Listening to it, one can tell that as it was being composed, it was decided pretty early on in the process to pull out all the stops and make it hit as hard as possible. It sounds tailor-made for radio: be it in the UK, Norway or beyond. Web: www.scandipop.co.uk
Existentialist, survivalist panic
By Gabi Froden
I used to start the day by reading some of the news headlines on my phone. As an adult, it’s what you do, right?
the state of the world and I’d realise that if I moved to the countryside to be allergic, I would also be much more isolated.
And then I stopped, because it always made me into the cliché of the century. I would storm out into the kitchen and shout at my husband: ‘We need to get out. Now is the time. Buy a farm, learn to grow stuff, get some cows and sheep!’ Husband would pause and calmly say: ‘But you are allergic. And I like it here.’ Me, frustrated: ‘Never mind that! Viruses, empty shelves in the supermarket, violence, greed!’ And then to finish on a high: ‘Is that what you want for our children?’ Husband would shrug, wise to my panicky manipulative skills by now.
If you are a survivalist, you must really love life as you would be the only one left eating mushrooms in your tiny self-built hut when the rest of society has fallen. I don’t think I love life that much. But I do love people. Yes, that is what I want for my children – people.
Then I’d rush the kids to school, jackets open, hats stuffed in pockets, bags hanging on elbows, my heart beating fast. Is today the day society collapses? Will I have time 94 |
to pick up the kids? Do we have enough petrol to get away? Where would we go? And then I’d run into my neighbours, who’d smile at me and ask how things are and we’d have a quick chat before continuing up to school. There, I’d meet other parents who’d wave at me and make jokes about

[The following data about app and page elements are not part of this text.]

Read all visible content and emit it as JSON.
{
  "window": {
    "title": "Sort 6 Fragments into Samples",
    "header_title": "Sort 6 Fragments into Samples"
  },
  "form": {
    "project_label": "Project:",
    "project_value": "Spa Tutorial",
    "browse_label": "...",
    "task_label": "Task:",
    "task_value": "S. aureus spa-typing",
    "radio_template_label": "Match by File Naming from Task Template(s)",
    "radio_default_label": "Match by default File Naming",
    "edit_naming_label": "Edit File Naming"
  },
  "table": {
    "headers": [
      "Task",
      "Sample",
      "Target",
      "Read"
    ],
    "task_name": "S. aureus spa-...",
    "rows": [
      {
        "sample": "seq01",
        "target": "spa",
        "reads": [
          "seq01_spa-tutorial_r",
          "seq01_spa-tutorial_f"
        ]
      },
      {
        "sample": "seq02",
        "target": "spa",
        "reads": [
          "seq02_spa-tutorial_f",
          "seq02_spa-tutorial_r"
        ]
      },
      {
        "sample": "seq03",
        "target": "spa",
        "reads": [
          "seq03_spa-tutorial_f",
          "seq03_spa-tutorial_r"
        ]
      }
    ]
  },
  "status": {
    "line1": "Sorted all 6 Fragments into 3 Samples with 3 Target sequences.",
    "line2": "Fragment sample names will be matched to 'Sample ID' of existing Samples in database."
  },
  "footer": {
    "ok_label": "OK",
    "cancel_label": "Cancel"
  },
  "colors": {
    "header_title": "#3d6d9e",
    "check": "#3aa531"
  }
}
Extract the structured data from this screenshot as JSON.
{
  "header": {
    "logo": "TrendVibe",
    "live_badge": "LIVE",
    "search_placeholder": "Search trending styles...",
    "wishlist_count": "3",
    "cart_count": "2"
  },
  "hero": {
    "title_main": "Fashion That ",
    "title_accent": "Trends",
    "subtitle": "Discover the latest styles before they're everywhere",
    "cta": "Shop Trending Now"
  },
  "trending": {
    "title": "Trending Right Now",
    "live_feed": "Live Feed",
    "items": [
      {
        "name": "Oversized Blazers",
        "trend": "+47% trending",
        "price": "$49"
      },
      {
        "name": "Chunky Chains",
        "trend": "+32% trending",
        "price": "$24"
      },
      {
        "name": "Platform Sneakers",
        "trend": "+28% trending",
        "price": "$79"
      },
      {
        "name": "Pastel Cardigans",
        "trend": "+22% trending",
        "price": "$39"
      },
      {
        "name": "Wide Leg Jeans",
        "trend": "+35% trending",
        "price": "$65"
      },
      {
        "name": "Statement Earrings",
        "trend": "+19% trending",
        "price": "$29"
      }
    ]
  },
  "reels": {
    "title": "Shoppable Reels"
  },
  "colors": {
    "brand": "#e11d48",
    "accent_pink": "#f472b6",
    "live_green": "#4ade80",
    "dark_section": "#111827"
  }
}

Gabi Froden is a Swedish illustrator and writer, living in Glasgow with her husband and two children. Her children’s and YA books are published in Sweden by Bonnier Carlsen and Natur&Kultur. www.gabifroden.com